* [The problem]: Records follow. Pull out every line that contains "file".

* [Entries shown]:
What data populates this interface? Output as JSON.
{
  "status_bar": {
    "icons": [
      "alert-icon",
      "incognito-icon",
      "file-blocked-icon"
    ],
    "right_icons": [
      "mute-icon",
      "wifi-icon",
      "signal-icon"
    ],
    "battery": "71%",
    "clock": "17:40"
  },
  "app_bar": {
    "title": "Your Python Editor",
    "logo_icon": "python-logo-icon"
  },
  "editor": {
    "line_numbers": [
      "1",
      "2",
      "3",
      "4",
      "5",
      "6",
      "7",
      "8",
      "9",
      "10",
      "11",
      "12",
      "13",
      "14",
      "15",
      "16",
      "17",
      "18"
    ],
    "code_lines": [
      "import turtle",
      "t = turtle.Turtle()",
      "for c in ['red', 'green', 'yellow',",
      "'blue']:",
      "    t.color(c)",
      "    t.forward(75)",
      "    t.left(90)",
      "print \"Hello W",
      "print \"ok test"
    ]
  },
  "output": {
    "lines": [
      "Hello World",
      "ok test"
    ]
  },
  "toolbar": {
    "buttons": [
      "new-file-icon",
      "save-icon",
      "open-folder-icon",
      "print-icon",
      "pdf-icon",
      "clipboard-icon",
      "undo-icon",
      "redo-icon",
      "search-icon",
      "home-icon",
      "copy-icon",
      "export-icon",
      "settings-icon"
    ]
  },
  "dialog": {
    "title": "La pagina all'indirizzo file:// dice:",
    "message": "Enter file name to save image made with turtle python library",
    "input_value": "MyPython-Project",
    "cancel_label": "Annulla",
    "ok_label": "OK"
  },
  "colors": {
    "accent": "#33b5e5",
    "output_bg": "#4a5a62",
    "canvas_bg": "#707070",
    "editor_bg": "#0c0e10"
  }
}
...
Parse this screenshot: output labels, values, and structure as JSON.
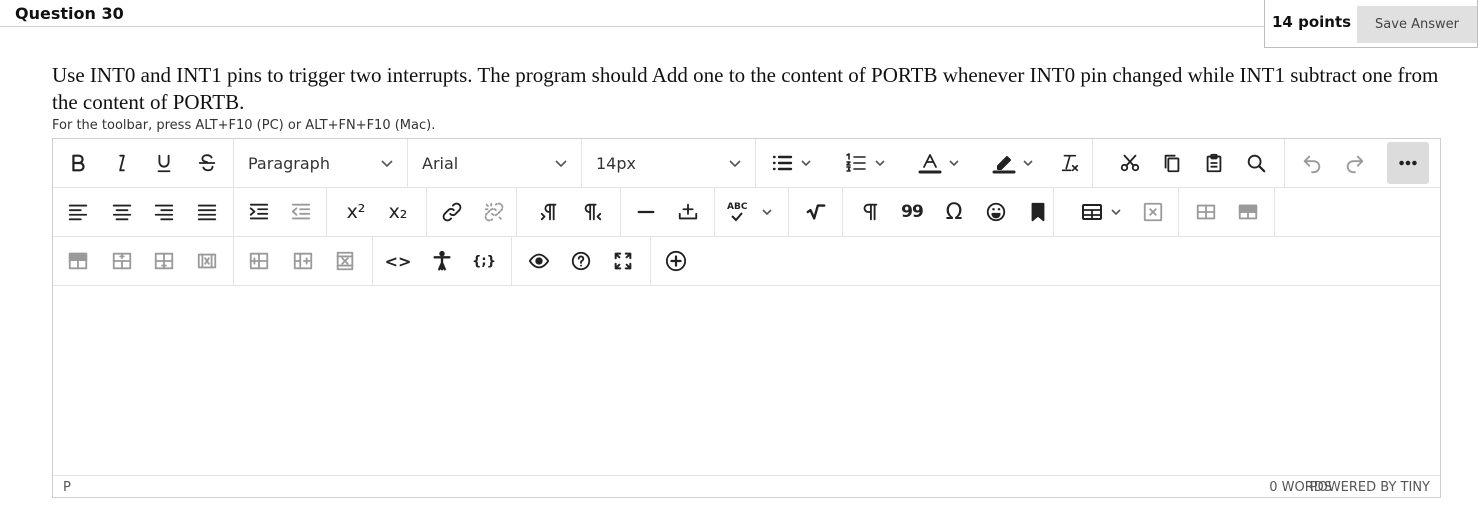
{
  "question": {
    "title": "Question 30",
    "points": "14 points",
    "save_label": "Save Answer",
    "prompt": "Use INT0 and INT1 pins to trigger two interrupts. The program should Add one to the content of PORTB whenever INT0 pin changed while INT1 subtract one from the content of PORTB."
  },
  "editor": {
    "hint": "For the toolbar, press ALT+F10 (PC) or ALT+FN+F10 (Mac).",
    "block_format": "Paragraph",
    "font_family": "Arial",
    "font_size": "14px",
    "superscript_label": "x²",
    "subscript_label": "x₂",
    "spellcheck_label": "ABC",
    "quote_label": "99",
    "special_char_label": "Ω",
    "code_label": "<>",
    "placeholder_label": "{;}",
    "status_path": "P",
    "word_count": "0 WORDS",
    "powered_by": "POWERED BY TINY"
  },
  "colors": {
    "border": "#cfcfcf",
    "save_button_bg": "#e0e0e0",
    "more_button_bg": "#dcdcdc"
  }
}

* [Written answer]:
      "file-blocked-icon"
      "new-file-icon",
    "title": "La pagina all'indirizzo file:// dice:",
    "message": "Enter file name to save image made with turtle python library",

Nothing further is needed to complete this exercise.